Pursuant to section 25(1) of the Criminal Code, police officers are immune from criminal liability for force used in the course of their duties provided such force was reasonably necessary in the execution of an act that they were required or authorized to do by law.

The SO and the other officers on scene were in the middle of a domestic disturbance investigation and it was imperative that they enter the apartment as soon as possible to check on the welfare of the CW. When the Complainant, having opened the door, continued to interfere with their entrance, despite having been warned to step aside, he rendered himself subject to arrest for obstruction of justice contrary to section 139(2) of the Criminal Code.

There is a version of events proffered in the evidence that the Complainant was immediately dragged into the apartment, grounded and repeatedly punched in the face by an officer though he never physically resisted arrest.
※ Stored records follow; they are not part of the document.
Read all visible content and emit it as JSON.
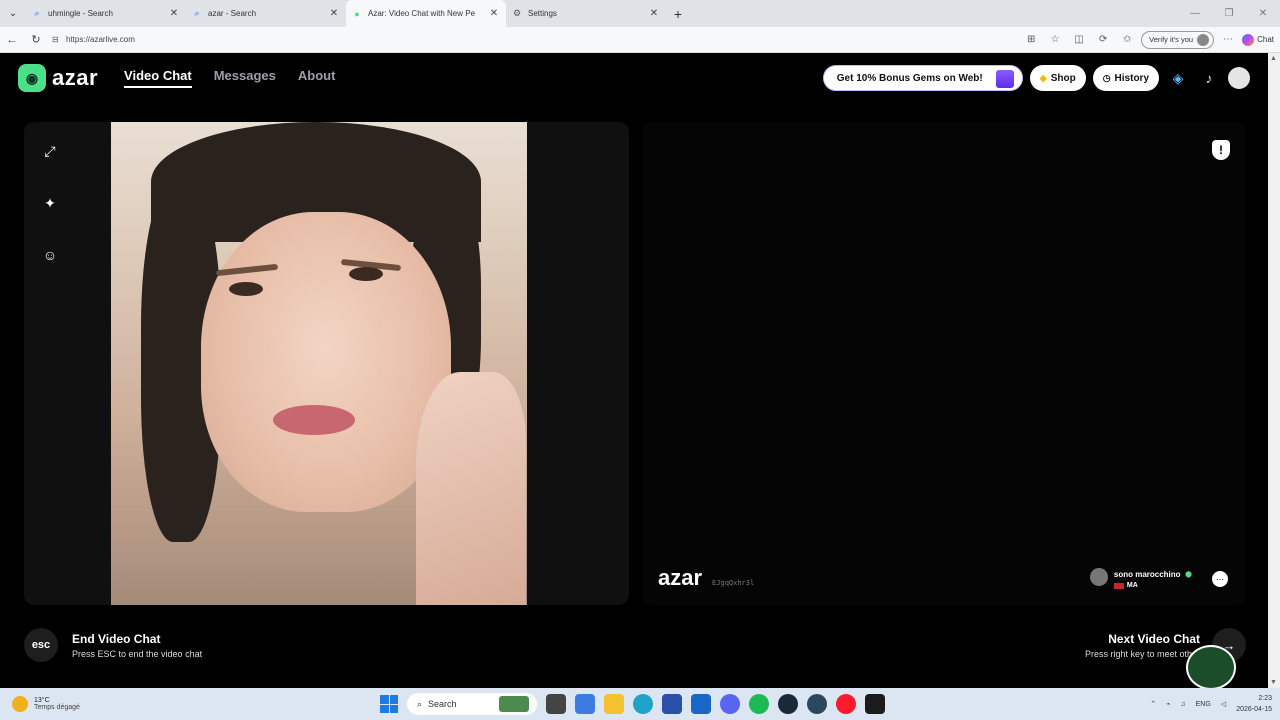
{
  "browser": {
    "tabs": [
      {
        "title": "uhmingle - Search",
        "icon": "search-icon",
        "active": false
      },
      {
        "title": "azar - Search",
        "icon": "search-icon",
        "active": false
      },
      {
        "title": "Azar: Video Chat with New Pe",
        "icon": "azar-favicon",
        "active": true
      },
      {
        "title": "Settings",
        "icon": "gear-icon",
        "active": false
      }
    ],
    "url": "https://azarlive.com",
    "verify_label": "Verify it's you",
    "chat_label": "Chat"
  },
  "site": {
    "logo": "azar",
    "nav": [
      {
        "label": "Video Chat",
        "active": true
      },
      {
        "label": "Messages",
        "active": false
      },
      {
        "label": "About",
        "active": false
      }
    ],
    "promo_label": "Get 10% Bonus Gems on Web!",
    "shop_label": "Shop",
    "history_label": "History"
  },
  "partner": {
    "watermark": "azar",
    "session_id": "EJgqQxhr3l",
    "name": "sono marocchino",
    "country": "MA"
  },
  "controls": {
    "end_key": "esc",
    "end_title": "End Video Chat",
    "end_hint": "Press ESC to end the video chat",
    "next_title": "Next Video Chat",
    "next_hint": "Press right key to meet other"
  },
  "taskbar": {
    "temperature": "13°C",
    "weather_desc": "Temps dégagé",
    "search_placeholder": "Search",
    "lang": "ENG",
    "time": "2:23",
    "date": "2026-04-15"
  },
  "colors": {
    "brand_green": "#4be08a",
    "page_bg": "#000000",
    "panel_bg": "#101010"
  }
}
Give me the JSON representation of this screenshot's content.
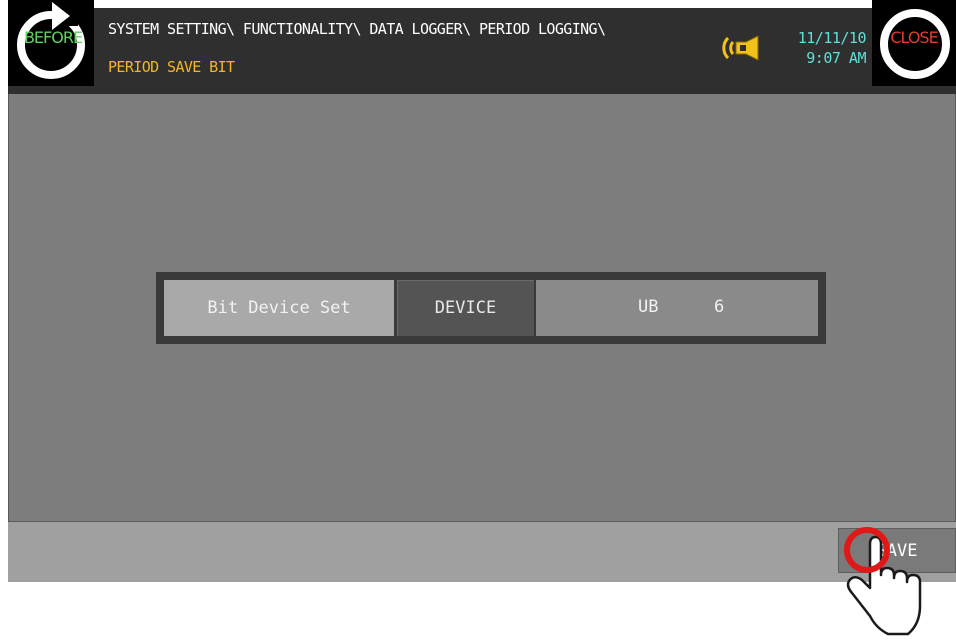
{
  "header": {
    "before_label": "BEFORE",
    "path_line1": "SYSTEM SETTING\\ FUNCTIONALITY\\ DATA LOGGER\\ PERIOD LOGGING\\",
    "path_line2": "PERIOD SAVE BIT",
    "date": "11/11/10",
    "time": "9:07 AM",
    "close_label": "CLOSE",
    "speaker_icon": "speaker-icon"
  },
  "device_setting": {
    "label": "Bit Device Set",
    "device_button": "DEVICE",
    "device_name": "UB",
    "device_number": "6"
  },
  "footer": {
    "save_label": "SAVE"
  },
  "colors": {
    "header_bg": "#2f2f2f",
    "screen_bg": "#7d7d7d",
    "path_highlight": "#f2b625",
    "datetime": "#5fe0d8",
    "before": "#5ed25e",
    "close": "#e23b2f"
  }
}
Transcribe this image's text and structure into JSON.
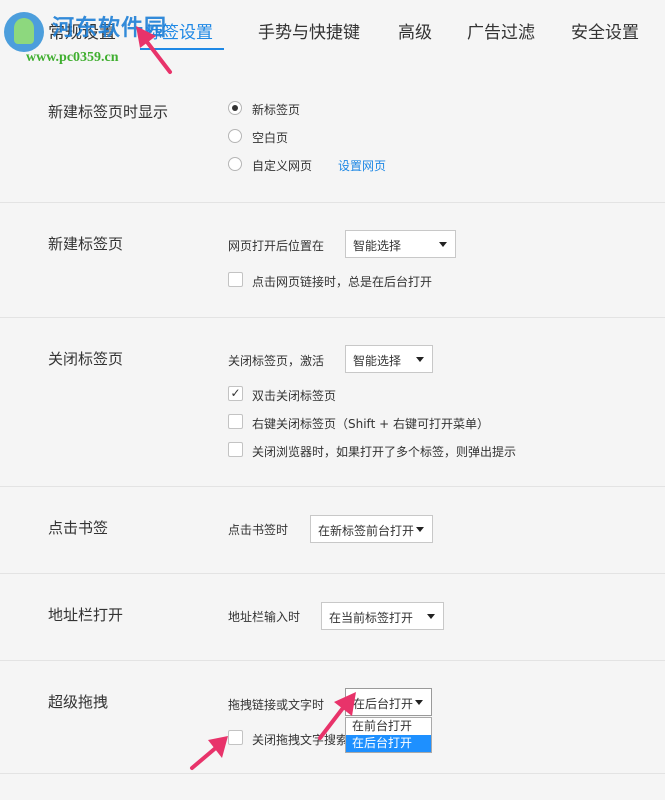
{
  "nav": {
    "tabs": [
      {
        "label": "常规设置"
      },
      {
        "label": "标签设置"
      },
      {
        "label": "手势与快捷键"
      },
      {
        "label": "高级"
      },
      {
        "label": "广告过滤"
      },
      {
        "label": "安全设置"
      }
    ],
    "active_index": 1
  },
  "watermark": {
    "title": "河东软件园",
    "url": "www.pc0359.cn"
  },
  "new_tab_display": {
    "title": "新建标签页时显示",
    "options": [
      "新标签页",
      "空白页",
      "自定义网页"
    ],
    "selected": "新标签页",
    "link": "设置网页"
  },
  "new_tab": {
    "title": "新建标签页",
    "position_label": "网页打开后位置在",
    "position_value": "智能选择",
    "background_label": "点击网页链接时，总是在后台打开",
    "background_checked": false
  },
  "close_tab": {
    "title": "关闭标签页",
    "activate_label": "关闭标签页，激活",
    "activate_value": "智能选择",
    "options": [
      {
        "label": "双击关闭标签页",
        "checked": true
      },
      {
        "label": "右键关闭标签页（Shift + 右键可打开菜单）",
        "checked": false
      },
      {
        "label": "关闭浏览器时，如果打开了多个标签，则弹出提示",
        "checked": false
      }
    ]
  },
  "bookmark_click": {
    "title": "点击书签",
    "label": "点击书签时",
    "value": "在新标签前台打开"
  },
  "address_bar": {
    "title": "地址栏打开",
    "label": "地址栏输入时",
    "value": "在当前标签打开"
  },
  "super_drag": {
    "title": "超级拖拽",
    "label": "拖拽链接或文字时",
    "value": "在后台打开",
    "dropdown_options": [
      "在前台打开",
      "在后台打开"
    ],
    "highlighted_option": "在后台打开",
    "checkbox_label": "关闭拖拽文字搜索",
    "checkbox_checked": false
  },
  "colors": {
    "accent": "#1e88e5",
    "arrow": "#e8336a",
    "highlight": "#1e90ff"
  }
}
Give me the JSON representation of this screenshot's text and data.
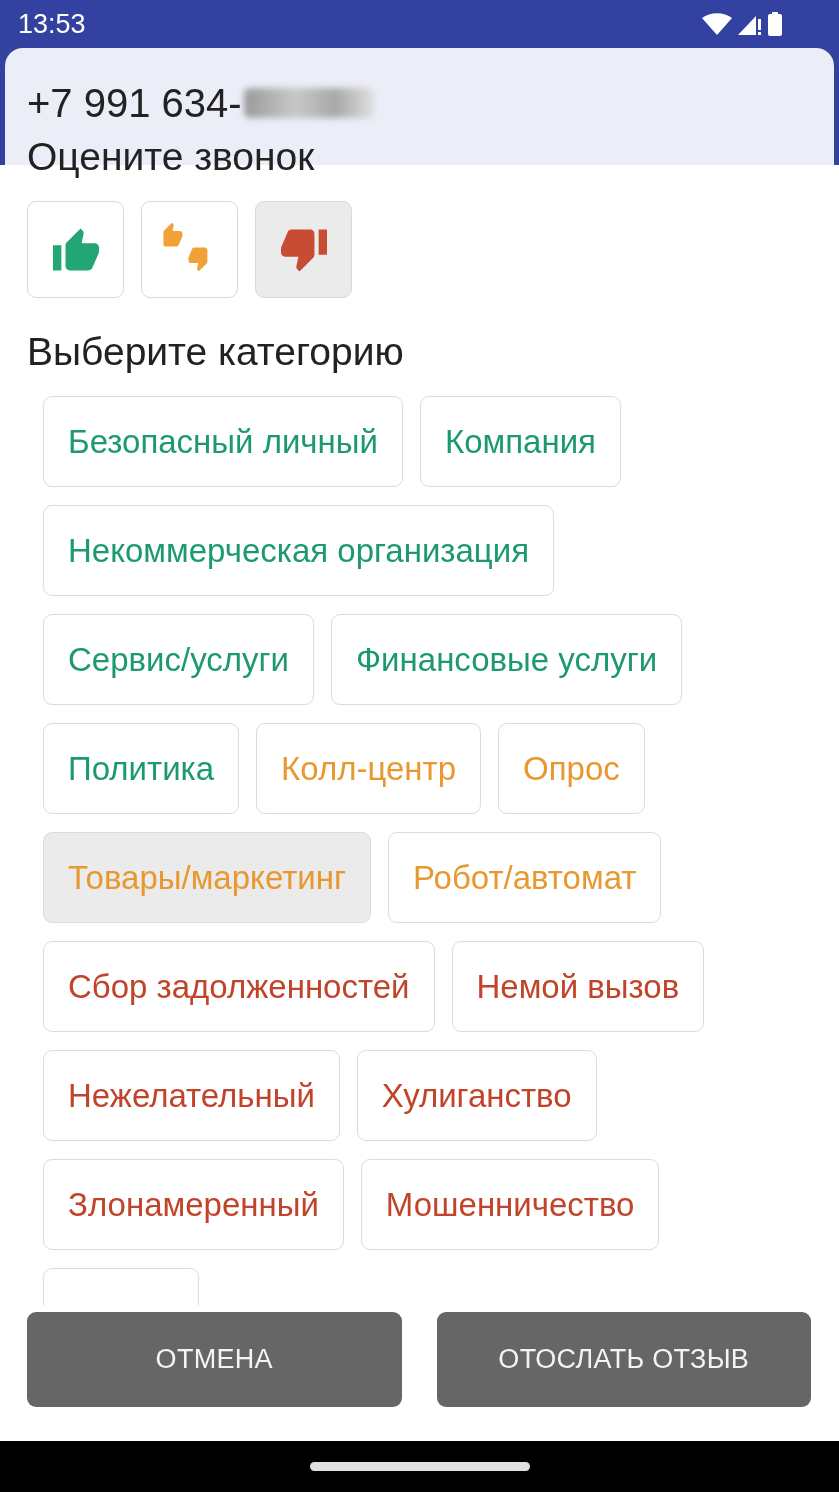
{
  "status_bar": {
    "time": "13:53"
  },
  "dialog": {
    "phone": {
      "text": "+7 991 634-",
      "redacted": true
    },
    "rating_title": "Оцените звонок",
    "rating_options": [
      {
        "kind": "like",
        "selected": false
      },
      {
        "kind": "neutral",
        "selected": false
      },
      {
        "kind": "dislike",
        "selected": true
      }
    ],
    "category_title": "Выберите категорию",
    "categories": [
      {
        "label": "Безопасный личный",
        "color": "#1c9a6c",
        "selected": false
      },
      {
        "label": "Компания",
        "color": "#1c9a6c",
        "selected": false
      },
      {
        "label": "Некоммерческая организация",
        "color": "#1c9a6c",
        "selected": false
      },
      {
        "label": "Сервис/услуги",
        "color": "#1c9a6c",
        "selected": false
      },
      {
        "label": "Финансовые услуги",
        "color": "#1c9a6c",
        "selected": false
      },
      {
        "label": "Политика",
        "color": "#1c9a6c",
        "selected": false
      },
      {
        "label": "Колл-центр",
        "color": "#e8982e",
        "selected": false
      },
      {
        "label": "Опрос",
        "color": "#e8982e",
        "selected": false
      },
      {
        "label": "Товары/маркетинг",
        "color": "#e8982e",
        "selected": true
      },
      {
        "label": "Робот/автомат",
        "color": "#e8982e",
        "selected": false
      },
      {
        "label": "Сбор задолженностей",
        "color": "#c0432a",
        "selected": false
      },
      {
        "label": "Немой вызов",
        "color": "#c0432a",
        "selected": false
      },
      {
        "label": "Нежелательный",
        "color": "#c0432a",
        "selected": false
      },
      {
        "label": "Хулиганство",
        "color": "#c0432a",
        "selected": false
      },
      {
        "label": "Злонамеренный",
        "color": "#c0432a",
        "selected": false
      },
      {
        "label": "Мошенничество",
        "color": "#c0432a",
        "selected": false
      },
      {
        "selected": false
      }
    ],
    "buttons": [
      "ОТМЕНА",
      "ОТОСЛАТЬ ОТЗЫВ"
    ]
  }
}
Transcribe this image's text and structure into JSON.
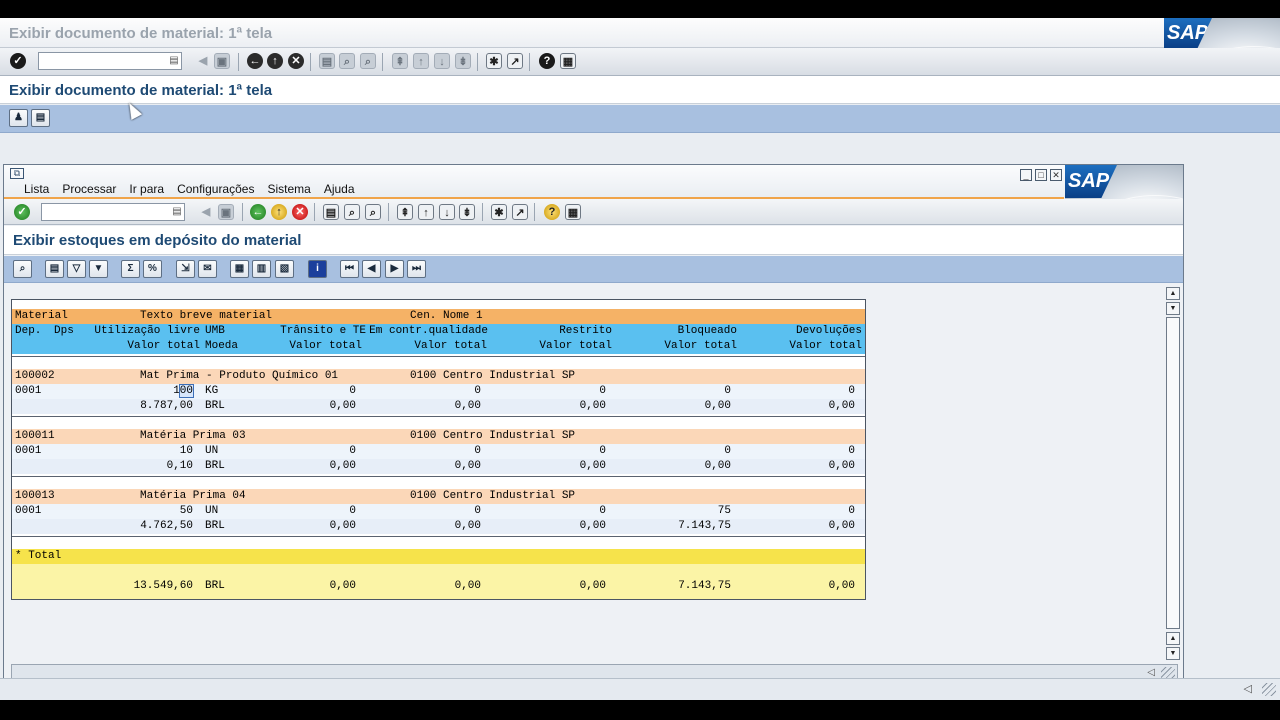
{
  "window": {
    "title": "Exibir documento de material: 1ª tela",
    "logo": "SAP"
  },
  "system_toolbar": {
    "command_field": "",
    "icons": [
      "enter-icon",
      "back-icon",
      "exit-icon",
      "cancel-icon",
      "print-icon",
      "find-icon",
      "find-next-icon",
      "first-page-icon",
      "previous-page-icon",
      "next-page-icon",
      "last-page-icon",
      "create-session-icon",
      "shortcut-icon",
      "help-icon",
      "customize-layout-icon"
    ]
  },
  "screen": {
    "heading": "Exibir documento de material: 1ª tela"
  },
  "dialog": {
    "logo": "SAP",
    "menu": [
      "Lista",
      "Processar",
      "Ir para",
      "Configurações",
      "Sistema",
      "Ajuda"
    ],
    "heading": "Exibir estoques em depósito do material",
    "alv_buttons": [
      "details-icon",
      "print-icon",
      "filter-icon",
      "set-filter-icon",
      "sum-icon",
      "subtotal-icon",
      "export-icon",
      "send-icon",
      "layout-icon",
      "change-layout-icon",
      "save-layout-icon",
      "info-icon",
      "first-icon",
      "previous-icon",
      "next-icon",
      "last-icon"
    ]
  },
  "list": {
    "header1": {
      "material": "Material",
      "text": "Texto breve material",
      "cen": "Cen. Nome 1"
    },
    "header2": {
      "dep": "Dep.",
      "dps": "Dps",
      "util": "Utilização livre",
      "umb": "UMB",
      "transit": "Trânsito e TE",
      "qual": "Em contr.qualidade",
      "restrito": "Restrito",
      "bloqueado": "Bloqueado",
      "devol": "Devoluções"
    },
    "header3": {
      "valor": "Valor total",
      "moeda": "Moeda",
      "v1": "Valor total",
      "v2": "Valor total",
      "v3": "Valor total",
      "v4": "Valor total",
      "v5": "Valor total"
    },
    "groups": [
      {
        "material": "100002",
        "text": "Mat Prima - Produto Químico 01",
        "cen": "0100 Centro Industrial SP",
        "dep": "0001",
        "qty": "100",
        "umb": "KG",
        "q": [
          "0",
          "0",
          "0",
          "0",
          "0"
        ],
        "valor": "8.787,00",
        "moeda": "BRL",
        "v": [
          "0,00",
          "0,00",
          "0,00",
          "0,00",
          "0,00"
        ]
      },
      {
        "material": "100011",
        "text": "Matéria Prima 03",
        "cen": "0100 Centro Industrial SP",
        "dep": "0001",
        "qty": "10",
        "umb": "UN",
        "q": [
          "0",
          "0",
          "0",
          "0",
          "0"
        ],
        "valor": "0,10",
        "moeda": "BRL",
        "v": [
          "0,00",
          "0,00",
          "0,00",
          "0,00",
          "0,00"
        ]
      },
      {
        "material": "100013",
        "text": "Matéria Prima 04",
        "cen": "0100 Centro Industrial SP",
        "dep": "0001",
        "qty": "50",
        "umb": "UN",
        "q": [
          "0",
          "0",
          "0",
          "75",
          "0"
        ],
        "valor": "4.762,50",
        "moeda": "BRL",
        "v": [
          "0,00",
          "0,00",
          "0,00",
          "7.143,75",
          "0,00"
        ]
      }
    ],
    "total": {
      "label": "* Total",
      "valor": "13.549,60",
      "moeda": "BRL",
      "v": [
        "0,00",
        "0,00",
        "0,00",
        "7.143,75",
        "0,00"
      ]
    }
  }
}
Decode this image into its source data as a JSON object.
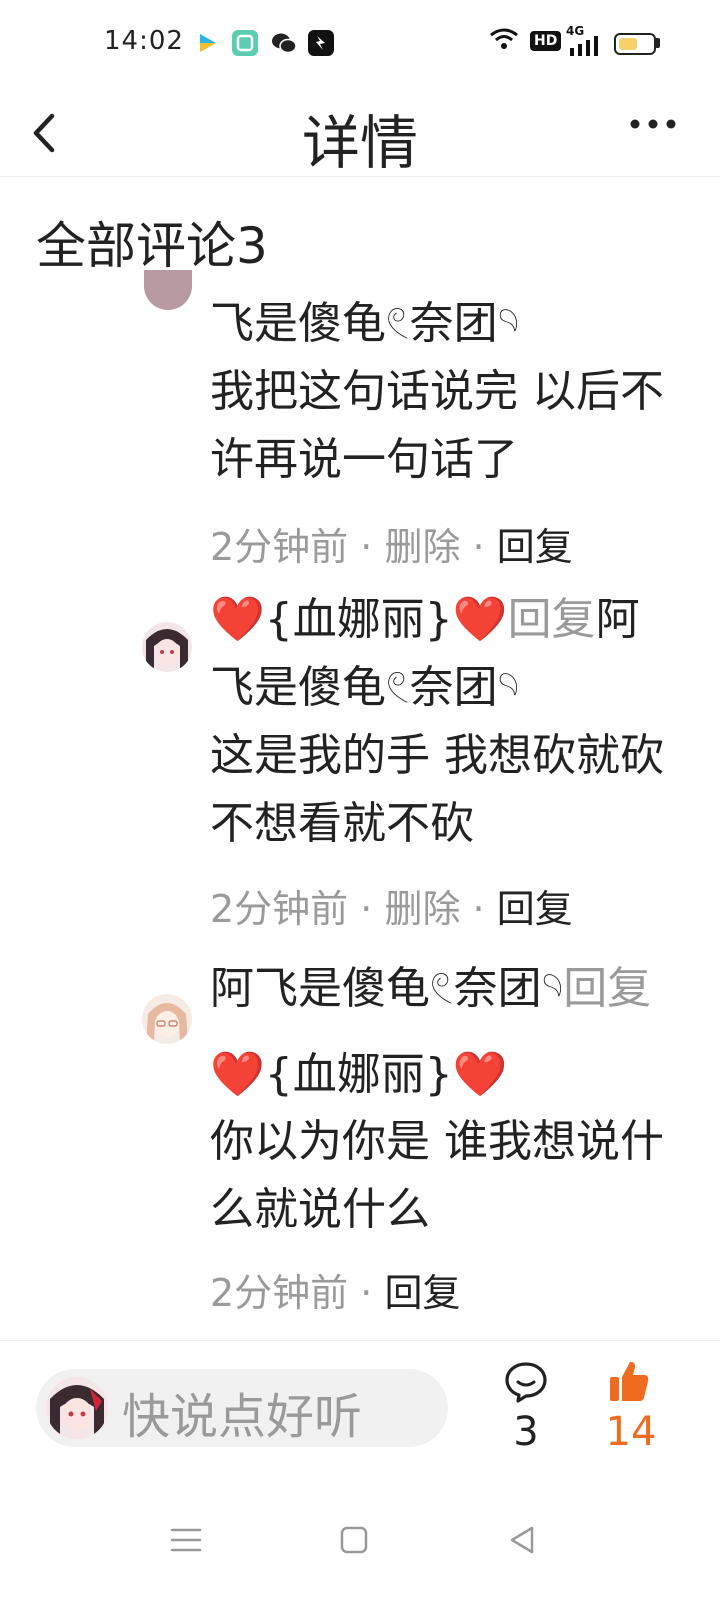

If true, this account would give rise to a charge of assault. However, it would be unwise and unsafe to rest charges on the strength of this evidence because it is at odds with other witness accounts that depict the Complainant pushing officers away after they initially took hold of him.

Thereafter, in the evidence proffered by the police, the parties are said to have struggled with each other on their feet by the doorway before they fell down. The Complainant pulled his arms underneath his chest on the floor and refused to release them. The SO, who was by the Complainant’s head, directed a knee strike to the head, following which the Complainant surrendered his arms and was handcuffed behind the back. According to the officer, the strike was delivered at less than full power. WO #3, who was controlling the Complainant’s legs at the time, saw the SO deliver a single knee strike to the face. None of the officers observed any other strikes.

On the aforementioned-record, I am unable to reasonably conclude that the account of excessive force by the SO is sufficiently reliable or probable to warrant being put to the test by a court. Conversely, the countervailing evidence suggests that the force used by the SO – a single knee strike following a period of struggle – was reasonably necessary to overcome the Complainant’s resistance and effect his arrest. In the result, while I accept that the Complainant’s injury was caused by the SO’s knee strike, I do not accept that it was attributable to any unlawful conduct on the part of the officer. The file is closed.

Date: April 22, 2024

Electronically approved by

Joseph Martino


Special Investigations Unit


  • 1) Unless otherwise specified, the information in this section reflects the information received by the SIU at the time of notification and does not necessarily reflect the SIU’s finding of facts following its investigation. [Back to text]
  • 2) The following records contain sensitive personal information and are not being released pursuant to section 34(2) of the Special Investigations Unit Act, 2019. The material portions of the records are summarized below. [Back to text]


The signed English original report is authoritative, and any discrepancy between that report and the French and English online versions should be resolved in favour of the original English report.